_Problem details_. Can you find the lines of the listing that include "with" and copy every one?

_Data extract_.
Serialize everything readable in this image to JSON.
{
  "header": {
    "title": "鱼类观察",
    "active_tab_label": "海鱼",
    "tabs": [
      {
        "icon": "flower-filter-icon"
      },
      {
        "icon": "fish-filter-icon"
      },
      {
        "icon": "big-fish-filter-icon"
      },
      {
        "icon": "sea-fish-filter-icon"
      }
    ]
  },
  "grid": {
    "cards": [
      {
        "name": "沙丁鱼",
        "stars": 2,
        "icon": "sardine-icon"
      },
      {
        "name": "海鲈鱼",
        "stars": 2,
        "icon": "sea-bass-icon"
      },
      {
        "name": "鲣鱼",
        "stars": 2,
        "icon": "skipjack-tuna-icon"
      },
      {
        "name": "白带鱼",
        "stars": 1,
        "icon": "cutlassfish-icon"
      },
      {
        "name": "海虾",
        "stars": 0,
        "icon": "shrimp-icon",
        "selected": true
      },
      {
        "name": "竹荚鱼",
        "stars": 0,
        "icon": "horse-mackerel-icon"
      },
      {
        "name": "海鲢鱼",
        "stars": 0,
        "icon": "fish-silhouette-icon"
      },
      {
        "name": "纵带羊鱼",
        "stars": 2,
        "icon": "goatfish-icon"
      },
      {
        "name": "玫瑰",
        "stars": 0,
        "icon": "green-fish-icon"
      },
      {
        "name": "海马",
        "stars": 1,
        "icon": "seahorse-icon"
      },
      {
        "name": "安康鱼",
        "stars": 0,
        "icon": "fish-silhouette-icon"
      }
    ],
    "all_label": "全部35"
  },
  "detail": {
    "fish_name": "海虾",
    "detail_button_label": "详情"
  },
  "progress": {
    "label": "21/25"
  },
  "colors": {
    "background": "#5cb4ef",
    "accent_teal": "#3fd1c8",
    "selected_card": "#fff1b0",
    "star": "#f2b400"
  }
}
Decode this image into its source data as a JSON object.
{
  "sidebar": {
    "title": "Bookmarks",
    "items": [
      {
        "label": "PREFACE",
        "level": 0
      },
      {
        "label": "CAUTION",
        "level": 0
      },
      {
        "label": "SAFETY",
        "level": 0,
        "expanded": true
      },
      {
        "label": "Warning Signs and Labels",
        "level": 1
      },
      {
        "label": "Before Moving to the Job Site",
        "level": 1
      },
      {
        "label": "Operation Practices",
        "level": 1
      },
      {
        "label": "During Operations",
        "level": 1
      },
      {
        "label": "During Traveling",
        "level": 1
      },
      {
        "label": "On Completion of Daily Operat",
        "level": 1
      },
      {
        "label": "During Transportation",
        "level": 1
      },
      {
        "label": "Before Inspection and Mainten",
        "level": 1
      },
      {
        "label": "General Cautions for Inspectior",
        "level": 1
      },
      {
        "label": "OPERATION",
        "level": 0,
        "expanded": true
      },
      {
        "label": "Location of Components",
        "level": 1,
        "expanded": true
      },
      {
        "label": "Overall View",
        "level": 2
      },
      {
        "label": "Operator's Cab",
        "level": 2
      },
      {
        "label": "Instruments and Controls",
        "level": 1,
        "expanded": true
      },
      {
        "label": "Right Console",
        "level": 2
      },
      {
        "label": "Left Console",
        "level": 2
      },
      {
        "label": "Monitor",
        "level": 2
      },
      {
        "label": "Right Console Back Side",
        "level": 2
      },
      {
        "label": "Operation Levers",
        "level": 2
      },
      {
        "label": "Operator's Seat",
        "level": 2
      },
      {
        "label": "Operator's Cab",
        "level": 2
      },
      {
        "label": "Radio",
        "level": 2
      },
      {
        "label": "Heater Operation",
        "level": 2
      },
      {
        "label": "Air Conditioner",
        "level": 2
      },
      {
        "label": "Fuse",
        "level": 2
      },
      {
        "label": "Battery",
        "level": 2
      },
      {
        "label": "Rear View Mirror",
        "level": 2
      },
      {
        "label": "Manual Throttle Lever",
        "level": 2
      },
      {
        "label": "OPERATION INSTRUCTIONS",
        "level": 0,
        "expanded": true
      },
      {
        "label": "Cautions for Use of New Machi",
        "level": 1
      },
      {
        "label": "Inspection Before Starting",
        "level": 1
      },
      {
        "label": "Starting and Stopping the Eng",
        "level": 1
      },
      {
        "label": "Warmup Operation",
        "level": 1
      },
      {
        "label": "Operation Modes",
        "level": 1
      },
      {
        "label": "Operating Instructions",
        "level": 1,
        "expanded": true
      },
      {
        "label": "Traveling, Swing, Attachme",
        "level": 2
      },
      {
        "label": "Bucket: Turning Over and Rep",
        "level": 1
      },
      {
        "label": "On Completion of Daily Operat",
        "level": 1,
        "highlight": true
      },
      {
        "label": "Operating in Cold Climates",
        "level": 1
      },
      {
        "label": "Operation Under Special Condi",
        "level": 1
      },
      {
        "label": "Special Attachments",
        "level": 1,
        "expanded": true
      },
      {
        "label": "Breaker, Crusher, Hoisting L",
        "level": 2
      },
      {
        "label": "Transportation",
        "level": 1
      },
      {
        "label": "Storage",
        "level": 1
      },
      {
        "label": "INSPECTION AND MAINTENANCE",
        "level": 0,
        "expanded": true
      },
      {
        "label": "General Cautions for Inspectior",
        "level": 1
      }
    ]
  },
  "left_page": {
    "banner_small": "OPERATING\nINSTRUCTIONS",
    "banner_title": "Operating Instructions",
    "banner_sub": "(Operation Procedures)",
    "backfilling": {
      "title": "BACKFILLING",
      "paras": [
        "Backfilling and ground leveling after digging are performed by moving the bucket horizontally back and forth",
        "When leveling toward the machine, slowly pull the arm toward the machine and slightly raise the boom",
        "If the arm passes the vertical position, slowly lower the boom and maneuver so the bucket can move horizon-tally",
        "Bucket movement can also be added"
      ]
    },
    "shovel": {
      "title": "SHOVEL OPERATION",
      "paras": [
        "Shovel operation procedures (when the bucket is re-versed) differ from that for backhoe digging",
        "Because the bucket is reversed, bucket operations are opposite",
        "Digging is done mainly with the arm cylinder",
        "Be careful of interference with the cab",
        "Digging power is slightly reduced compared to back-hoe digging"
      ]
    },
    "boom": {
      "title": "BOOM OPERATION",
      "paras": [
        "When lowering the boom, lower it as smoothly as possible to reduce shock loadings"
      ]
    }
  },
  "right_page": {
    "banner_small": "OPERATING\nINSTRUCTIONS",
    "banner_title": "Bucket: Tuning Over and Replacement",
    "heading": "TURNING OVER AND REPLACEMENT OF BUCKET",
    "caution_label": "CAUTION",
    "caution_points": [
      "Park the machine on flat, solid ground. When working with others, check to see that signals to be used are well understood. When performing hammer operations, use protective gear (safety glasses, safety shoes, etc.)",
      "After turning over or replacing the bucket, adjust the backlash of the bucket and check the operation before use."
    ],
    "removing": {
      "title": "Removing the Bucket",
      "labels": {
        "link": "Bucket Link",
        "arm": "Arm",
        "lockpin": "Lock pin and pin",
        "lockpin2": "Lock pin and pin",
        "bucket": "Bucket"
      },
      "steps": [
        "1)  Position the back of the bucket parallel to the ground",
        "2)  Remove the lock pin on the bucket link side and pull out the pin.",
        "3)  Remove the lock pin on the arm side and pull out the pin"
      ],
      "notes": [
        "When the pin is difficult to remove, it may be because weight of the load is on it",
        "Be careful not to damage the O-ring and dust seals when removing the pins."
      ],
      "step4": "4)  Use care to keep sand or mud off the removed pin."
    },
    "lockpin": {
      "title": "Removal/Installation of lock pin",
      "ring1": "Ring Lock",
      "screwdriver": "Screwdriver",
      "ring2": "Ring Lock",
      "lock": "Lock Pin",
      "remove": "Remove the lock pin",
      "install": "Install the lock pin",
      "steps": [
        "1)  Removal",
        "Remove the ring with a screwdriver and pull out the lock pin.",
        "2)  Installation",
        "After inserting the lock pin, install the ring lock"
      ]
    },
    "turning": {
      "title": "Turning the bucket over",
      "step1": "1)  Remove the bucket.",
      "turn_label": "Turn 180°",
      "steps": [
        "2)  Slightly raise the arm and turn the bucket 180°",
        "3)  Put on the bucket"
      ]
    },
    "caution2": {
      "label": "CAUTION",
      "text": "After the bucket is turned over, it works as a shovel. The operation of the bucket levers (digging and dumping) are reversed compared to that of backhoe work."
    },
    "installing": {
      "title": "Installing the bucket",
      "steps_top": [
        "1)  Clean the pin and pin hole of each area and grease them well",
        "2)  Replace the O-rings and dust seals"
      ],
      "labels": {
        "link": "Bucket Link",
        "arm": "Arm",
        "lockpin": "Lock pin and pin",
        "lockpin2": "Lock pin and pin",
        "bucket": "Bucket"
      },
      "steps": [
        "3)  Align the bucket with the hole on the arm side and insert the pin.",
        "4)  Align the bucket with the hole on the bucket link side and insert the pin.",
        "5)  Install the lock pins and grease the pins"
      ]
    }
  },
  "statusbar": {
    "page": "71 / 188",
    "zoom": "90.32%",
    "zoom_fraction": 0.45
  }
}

_Task answer_.
        "Digging is done mainly with the arm cylinder",
        "Be careful of interference with the cab",
      "Park the machine on flat, solid ground. When working with others, check to see that signals to be used are well understood. When performing hammer operations, use protective gear (safety glasses, safety shoes, etc.)",
        "Remove the ring with a screwdriver and pull out the lock pin.",
        "3)  Align the bucket with the hole on the arm side and insert the pin.",
        "4)  Align the bucket with the hole on the bucket link side and insert the pin.",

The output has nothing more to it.